___ AVAILABLE RECORDS
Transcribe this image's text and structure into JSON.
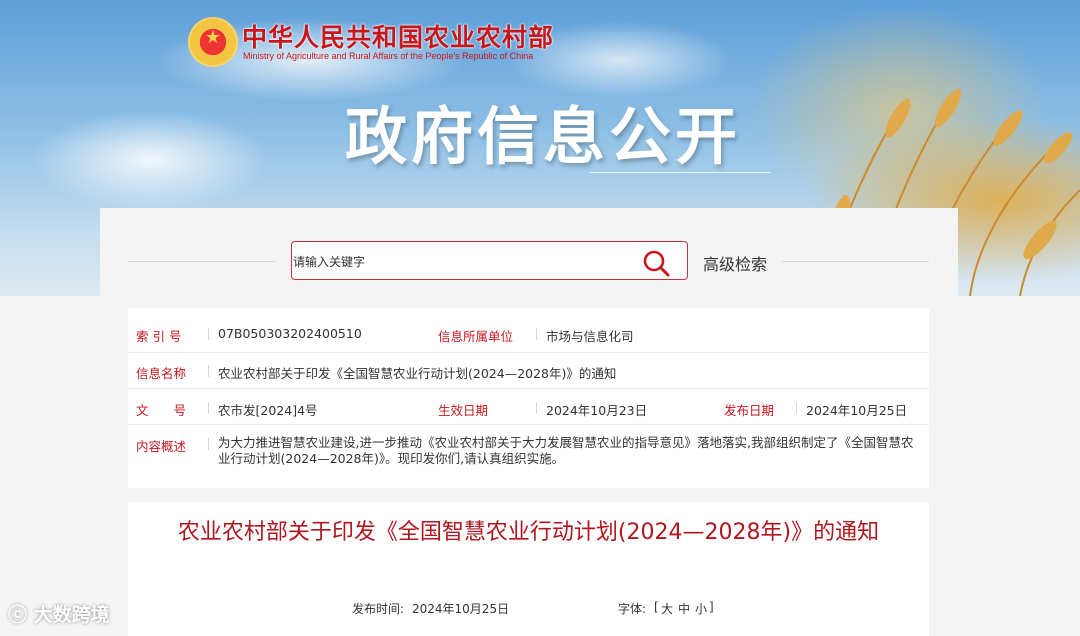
{
  "header": {
    "ministry_cn": "中华人民共和国农业农村部",
    "ministry_en": "Ministry of Agriculture and Rural Affairs of the People's Republic of China",
    "section_title": "政府信息公开"
  },
  "search": {
    "placeholder": "请输入关键字",
    "advanced_label": "高级检索",
    "icon": "search-icon"
  },
  "info": {
    "index_label": "索 引 号",
    "index_value": "07B050303202400510",
    "dept_label": "信息所属单位",
    "dept_value": "市场与信息化司",
    "name_label": "信息名称",
    "name_value": "农业农村部关于印发《全国智慧农业行动计划(2024—2028年)》的通知",
    "docno_label": "文　　号",
    "docno_value": "农市发[2024]4号",
    "effective_label": "生效日期",
    "effective_value": "2024年10月23日",
    "publish_label": "发布日期",
    "publish_value": "2024年10月25日",
    "summary_label": "内容概述",
    "summary_value": "为大力推进智慧农业建设,进一步推动《农业农村部关于大力发展智慧农业的指导意见》落地落实,我部组织制定了《全国智慧农业行动计划(2024—2028年)》。现印发你们,请认真组织实施。"
  },
  "doc": {
    "title": "农业农村部关于印发《全国智慧农业行动计划(2024—2028年)》的通知",
    "publish_time_label": "发布时间:",
    "publish_time_value": "2024年10月25日",
    "font_label": "字体:",
    "font_open": "[",
    "font_large": "大",
    "font_medium": "中",
    "font_small": "小",
    "font_close": "]"
  },
  "watermark": "大数跨境",
  "colors": {
    "accent": "#c8161d",
    "title_red": "#b0161d"
  }
}
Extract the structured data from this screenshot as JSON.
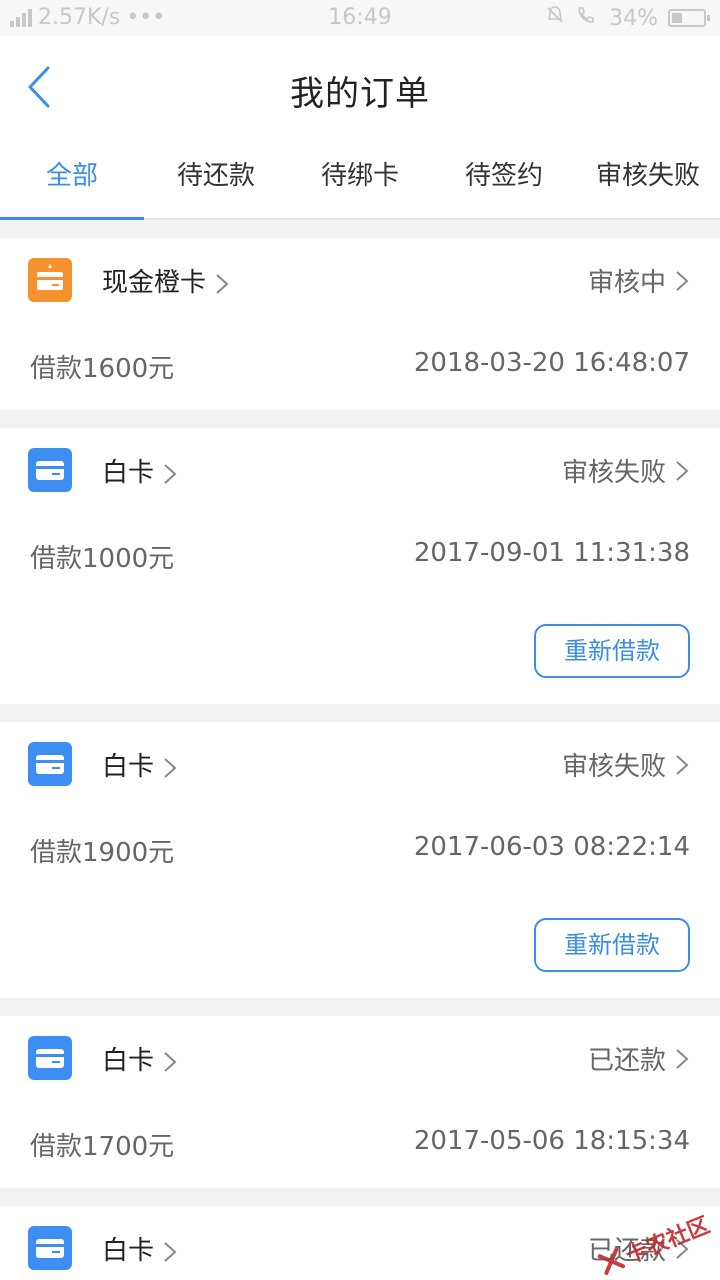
{
  "status_bar": {
    "network": "2.57K/s",
    "dots": "•••",
    "time": "16:49",
    "battery": "34%",
    "battery_level": 0.34
  },
  "header": {
    "title": "我的订单",
    "back_icon": "chevron-left-icon"
  },
  "tabs": [
    {
      "label": "全部",
      "active": true
    },
    {
      "label": "待还款",
      "active": false
    },
    {
      "label": "待绑卡",
      "active": false
    },
    {
      "label": "待签约",
      "active": false
    },
    {
      "label": "审核失败",
      "active": false
    }
  ],
  "orders": [
    {
      "product": "现金橙卡",
      "icon": "orange-card-icon",
      "status": "审核中",
      "amount": "借款1600元",
      "time": "2018-03-20 16:48:07"
    },
    {
      "product": "白卡",
      "icon": "blue-card-icon",
      "status": "审核失败",
      "amount": "借款1000元",
      "time": "2017-09-01 11:31:38",
      "action": "重新借款"
    },
    {
      "product": "白卡",
      "icon": "blue-card-icon",
      "status": "审核失败",
      "amount": "借款1900元",
      "time": "2017-06-03 08:22:14",
      "action": "重新借款"
    },
    {
      "product": "白卡",
      "icon": "blue-card-icon",
      "status": "已还款",
      "amount": "借款1700元",
      "time": "2017-05-06 18:15:34"
    },
    {
      "product": "白卡",
      "icon": "blue-card-icon",
      "status": "已还款"
    }
  ],
  "watermark": "卡农社区",
  "colors": {
    "accent": "#3a8ee6",
    "orange": "#f5922f",
    "blue": "#3c8ef3"
  }
}
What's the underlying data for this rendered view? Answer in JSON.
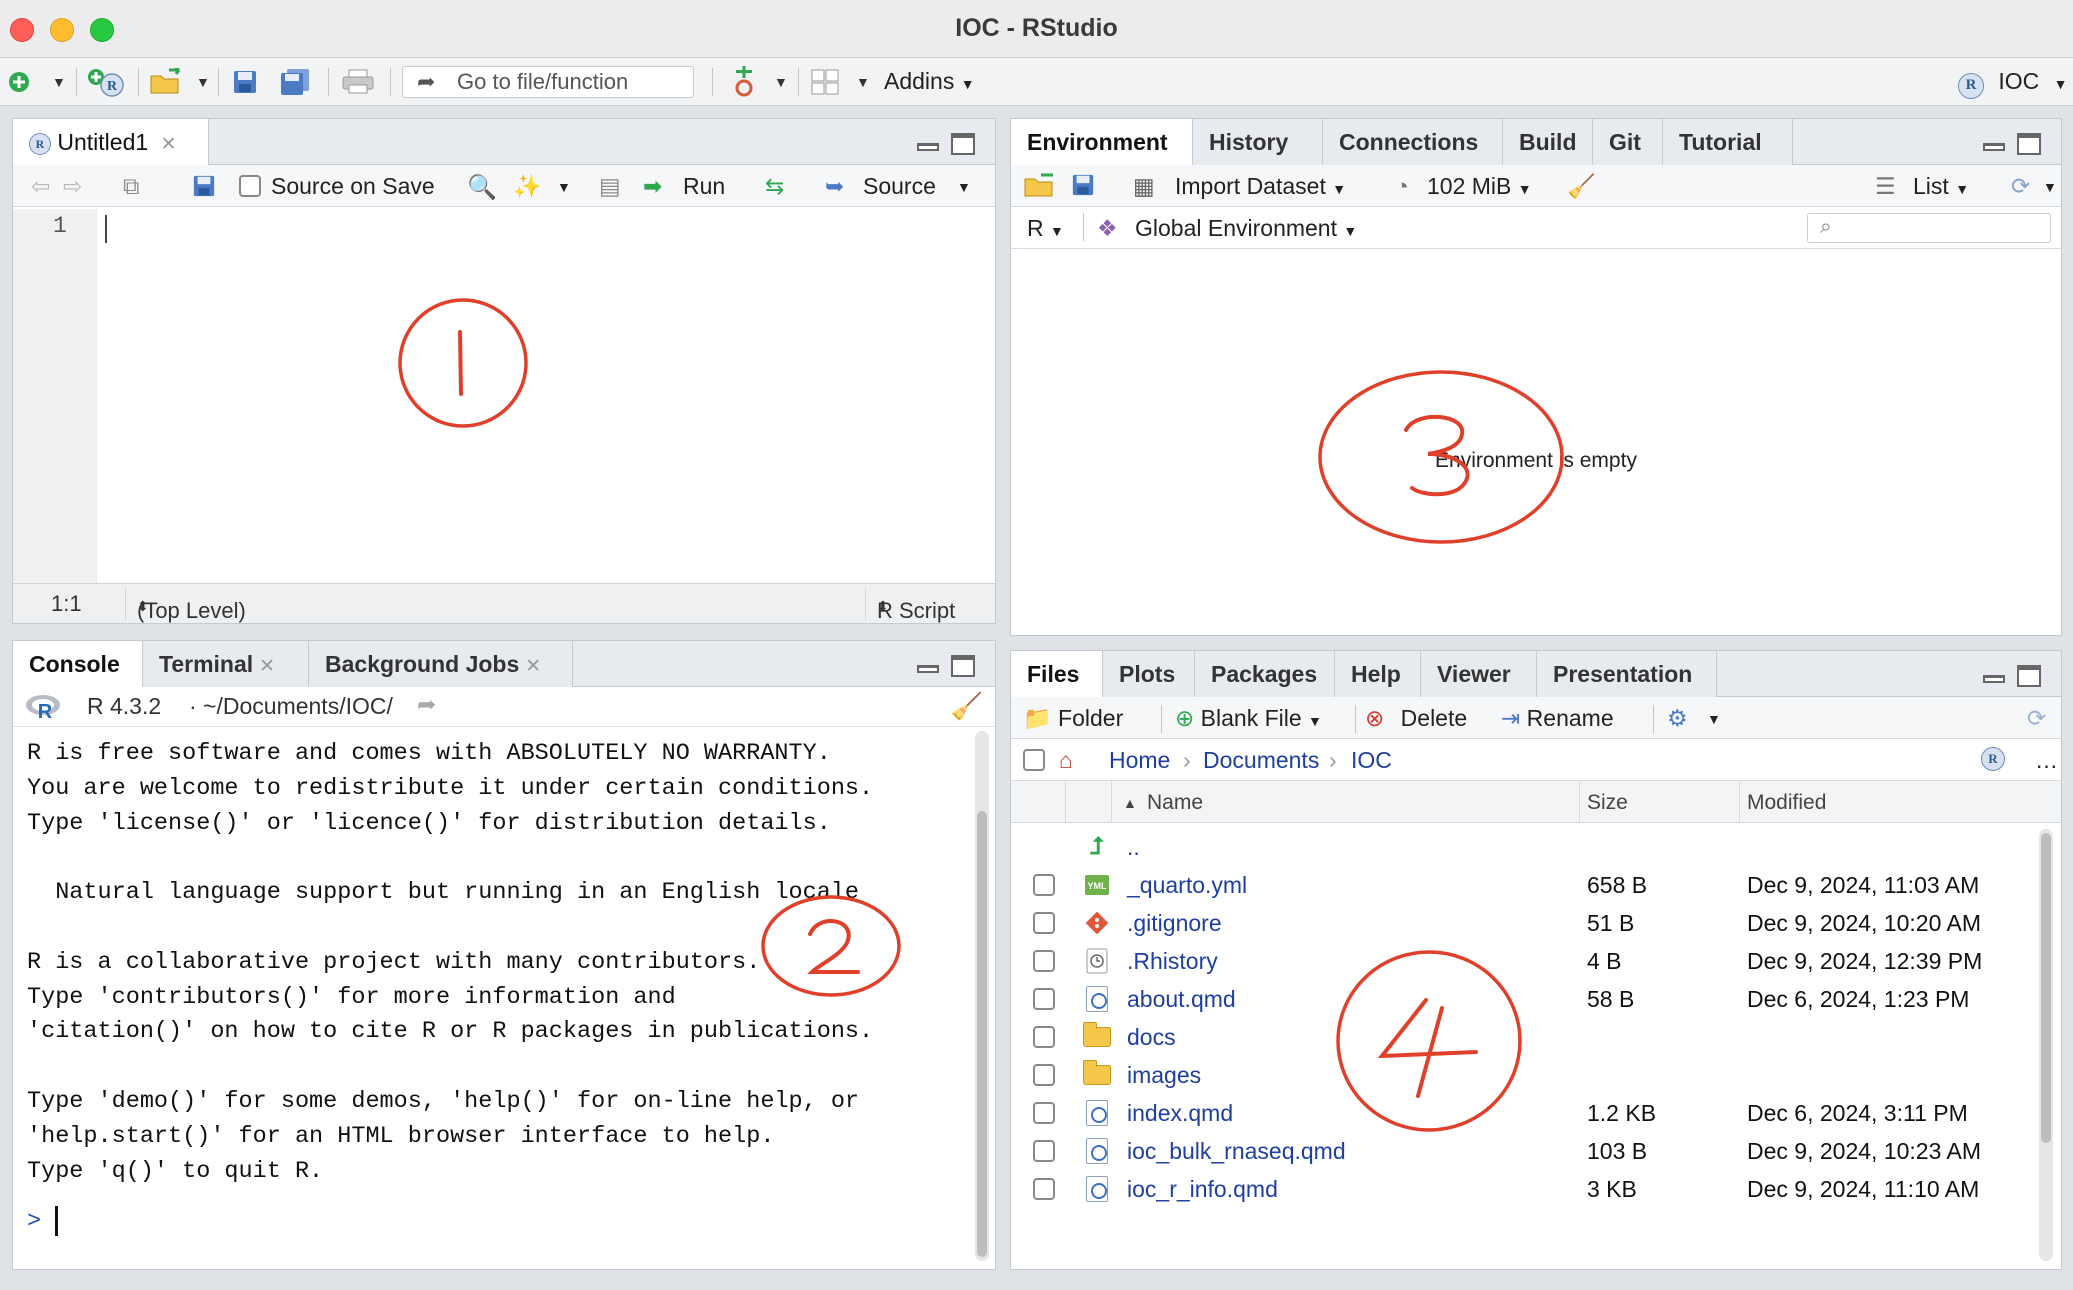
{
  "window": {
    "title": "IOC - RStudio"
  },
  "toolbar": {
    "goto_placeholder": "Go to file/function",
    "addins_label": "Addins",
    "project_label": "IOC"
  },
  "source": {
    "tab_label": "Untitled1",
    "source_on_save_label": "Source on Save",
    "run_label": "Run",
    "source_label": "Source",
    "line_number": "1",
    "status_position": "1:1",
    "status_scope": "(Top Level)",
    "status_filetype": "R Script"
  },
  "console": {
    "tabs": [
      "Console",
      "Terminal",
      "Background Jobs"
    ],
    "r_version": "R 4.3.2",
    "path": "· ~/Documents/IOC/",
    "lines": [
      "R is free software and comes with ABSOLUTELY NO WARRANTY.",
      "You are welcome to redistribute it under certain conditions.",
      "Type 'license()' or 'licence()' for distribution details.",
      "",
      "  Natural language support but running in an English locale",
      "",
      "R is a collaborative project with many contributors.",
      "Type 'contributors()' for more information and",
      "'citation()' on how to cite R or R packages in publications.",
      "",
      "Type 'demo()' for some demos, 'help()' for on-line help, or",
      "'help.start()' for an HTML browser interface to help.",
      "Type 'q()' to quit R."
    ],
    "prompt": ">"
  },
  "environment": {
    "tabs": [
      "Environment",
      "History",
      "Connections",
      "Build",
      "Git",
      "Tutorial"
    ],
    "import_label": "Import Dataset",
    "memory_label": "102 MiB",
    "view_label": "List",
    "lang_label": "R",
    "scope_label": "Global Environment",
    "empty_message": "Environment is empty"
  },
  "files": {
    "tabs": [
      "Files",
      "Plots",
      "Packages",
      "Help",
      "Viewer",
      "Presentation"
    ],
    "folder_label": "Folder",
    "blank_file_label": "Blank File",
    "delete_label": "Delete",
    "rename_label": "Rename",
    "breadcrumb": [
      "Home",
      "Documents",
      "IOC"
    ],
    "columns": {
      "name": "Name",
      "size": "Size",
      "modified": "Modified"
    },
    "parent_dir": "..",
    "rows": [
      {
        "name": "_quarto.yml",
        "size": "658 B",
        "modified": "Dec 9, 2024, 11:03 AM",
        "icon": "yml-file-icon"
      },
      {
        "name": ".gitignore",
        "size": "51 B",
        "modified": "Dec 9, 2024, 10:20 AM",
        "icon": "git-file-icon"
      },
      {
        "name": ".Rhistory",
        "size": "4 B",
        "modified": "Dec 9, 2024, 12:39 PM",
        "icon": "history-file-icon"
      },
      {
        "name": "about.qmd",
        "size": "58 B",
        "modified": "Dec 6, 2024, 1:23 PM",
        "icon": "qmd-file-icon"
      },
      {
        "name": "docs",
        "size": "",
        "modified": "",
        "icon": "folder-icon"
      },
      {
        "name": "images",
        "size": "",
        "modified": "",
        "icon": "folder-icon"
      },
      {
        "name": "index.qmd",
        "size": "1.2 KB",
        "modified": "Dec 6, 2024, 3:11 PM",
        "icon": "qmd-file-icon"
      },
      {
        "name": "ioc_bulk_rnaseq.qmd",
        "size": "103 B",
        "modified": "Dec 9, 2024, 10:23 AM",
        "icon": "qmd-file-icon"
      },
      {
        "name": "ioc_r_info.qmd",
        "size": "3 KB",
        "modified": "Dec 9, 2024, 11:10 AM",
        "icon": "qmd-file-icon"
      }
    ]
  },
  "colors": {
    "accent_red": "#e0402a",
    "link_blue": "#1e3fa0"
  }
}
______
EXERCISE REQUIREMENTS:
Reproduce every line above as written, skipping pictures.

FINISHED TASK:
Transcribe this image's text and structure into JSON.
{
  "header": {
    "ministry_cn": "中华人民共和国农业农村部",
    "ministry_en": "Ministry of Agriculture and Rural Affairs of the People's Republic of China",
    "section_title": "政府信息公开"
  },
  "search": {
    "placeholder": "请输入关键字",
    "advanced_label": "高级检索",
    "icon": "search-icon"
  },
  "info": {
    "index_label": "索 引 号",
    "index_value": "07B050303202400510",
    "dept_label": "信息所属单位",
    "dept_value": "市场与信息化司",
    "name_label": "信息名称",
    "name_value": "农业农村部关于印发《全国智慧农业行动计划(2024—2028年)》的通知",
    "docno_label": "文　　号",
    "docno_value": "农市发[2024]4号",
    "effective_label": "生效日期",
    "effective_value": "2024年10月23日",
    "publish_label": "发布日期",
    "publish_value": "2024年10月25日",
    "summary_label": "内容概述",
    "summary_value": "为大力推进智慧农业建设,进一步推动《农业农村部关于大力发展智慧农业的指导意见》落地落实,我部组织制定了《全国智慧农业行动计划(2024—2028年)》。现印发你们,请认真组织实施。"
  },
  "doc": {
    "title": "农业农村部关于印发《全国智慧农业行动计划(2024—2028年)》的通知",
    "publish_time_label": "发布时间:",
    "publish_time_value": "2024年10月25日",
    "font_label": "字体:",
    "font_open": "[",
    "font_large": "大",
    "font_medium": "中",
    "font_small": "小",
    "font_close": "]"
  },
  "watermark": "大数跨境",
  "colors": {
    "accent": "#c8161d",
    "title_red": "#b0161d"
  }
}
Extract the structured data from this screenshot as JSON.
{
  "status_bar": {
    "network": "2.57K/s",
    "dots": "•••",
    "time": "16:49",
    "battery": "34%",
    "battery_level": 0.34
  },
  "header": {
    "title": "我的订单",
    "back_icon": "chevron-left-icon"
  },
  "tabs": [
    {
      "label": "全部",
      "active": true
    },
    {
      "label": "待还款",
      "active": false
    },
    {
      "label": "待绑卡",
      "active": false
    },
    {
      "label": "待签约",
      "active": false
    },
    {
      "label": "审核失败",
      "active": false
    }
  ],
  "orders": [
    {
      "product": "现金橙卡",
      "icon": "orange-card-icon",
      "status": "审核中",
      "amount": "借款1600元",
      "time": "2018-03-20 16:48:07"
    },
    {
      "product": "白卡",
      "icon": "blue-card-icon",
      "status": "审核失败",
      "amount": "借款1000元",
      "time": "2017-09-01 11:31:38",
      "action": "重新借款"
    },
    {
      "product": "白卡",
      "icon": "blue-card-icon",
      "status": "审核失败",
      "amount": "借款1900元",
      "time": "2017-06-03 08:22:14",
      "action": "重新借款"
    },
    {
      "product": "白卡",
      "icon": "blue-card-icon",
      "status": "已还款",
      "amount": "借款1700元",
      "time": "2017-05-06 18:15:34"
    },
    {
      "product": "白卡",
      "icon": "blue-card-icon",
      "status": "已还款"
    }
  ],
  "watermark": "卡农社区",
  "colors": {
    "accent": "#3a8ee6",
    "orange": "#f5922f",
    "blue": "#3c8ef3"
  }
}
What's the underlying data for this rendered view? Answer in JSON.
{
  "window": {
    "title": "IOC - RStudio"
  },
  "toolbar": {
    "goto_placeholder": "Go to file/function",
    "addins_label": "Addins",
    "project_label": "IOC"
  },
  "source": {
    "tab_label": "Untitled1",
    "source_on_save_label": "Source on Save",
    "run_label": "Run",
    "source_label": "Source",
    "line_number": "1",
    "status_position": "1:1",
    "status_scope": "(Top Level)",
    "status_filetype": "R Script"
  },
  "console": {
    "tabs": [
      "Console",
      "Terminal",
      "Background Jobs"
    ],
    "r_version": "R 4.3.2",
    "path": "· ~/Documents/IOC/",
    "lines": [
      "R is free software and comes with ABSOLUTELY NO WARRANTY.",
      "You are welcome to redistribute it under certain conditions.",
      "Type 'license()' or 'licence()' for distribution details.",
      "",
      "  Natural language support but running in an English locale",
      "",
      "R is a collaborative project with many contributors.",
      "Type 'contributors()' for more information and",
      "'citation()' on how to cite R or R packages in publications.",
      "",
      "Type 'demo()' for some demos, 'help()' for on-line help, or",
      "'help.start()' for an HTML browser interface to help.",
      "Type 'q()' to quit R."
    ],
    "prompt": ">"
  },
  "environment": {
    "tabs": [
      "Environment",
      "History",
      "Connections",
      "Build",
      "Git",
      "Tutorial"
    ],
    "import_label": "Import Dataset",
    "memory_label": "102 MiB",
    "view_label": "List",
    "lang_label": "R",
    "scope_label": "Global Environment",
    "empty_message": "Environment is empty"
  },
  "files": {
    "tabs": [
      "Files",
      "Plots",
      "Packages",
      "Help",
      "Viewer",
      "Presentation"
    ],
    "folder_label": "Folder",
    "blank_file_label": "Blank File",
    "delete_label": "Delete",
    "rename_label": "Rename",
    "breadcrumb": [
      "Home",
      "Documents",
      "IOC"
    ],
    "columns": {
      "name": "Name",
      "size": "Size",
      "modified": "Modified"
    },
    "parent_dir": "..",
    "rows": [
      {
        "name": "_quarto.yml",
        "size": "658 B",
        "modified": "Dec 9, 2024, 11:03 AM",
        "icon": "yml-file-icon"
      },
      {
        "name": ".gitignore",
        "size": "51 B",
        "modified": "Dec 9, 2024, 10:20 AM",
        "icon": "git-file-icon"
      },
      {
        "name": ".Rhistory",
        "size": "4 B",
        "modified": "Dec 9, 2024, 12:39 PM",
        "icon": "history-file-icon"
      },
      {
        "name": "about.qmd",
        "size": "58 B",
        "modified": "Dec 6, 2024, 1:23 PM",
        "icon": "qmd-file-icon"
      },
      {
        "name": "docs",
        "size": "",
        "modified": "",
        "icon": "folder-icon"
      },
      {
        "name": "images",
        "size": "",
        "modified": "",
        "icon": "folder-icon"
      },
      {
        "name": "index.qmd",
        "size": "1.2 KB",
        "modified": "Dec 6, 2024, 3:11 PM",
        "icon": "qmd-file-icon"
      },
      {
        "name": "ioc_bulk_rnaseq.qmd",
        "size": "103 B",
        "modified": "Dec 9, 2024, 10:23 AM",
        "icon": "qmd-file-icon"
      },
      {
        "name": "ioc_r_info.qmd",
        "size": "3 KB",
        "modified": "Dec 9, 2024, 11:10 AM",
        "icon": "qmd-file-icon"
      }
    ]
  },
  "colors": {
    "accent_red": "#e0402a",
    "link_blue": "#1e3fa0"
  }
}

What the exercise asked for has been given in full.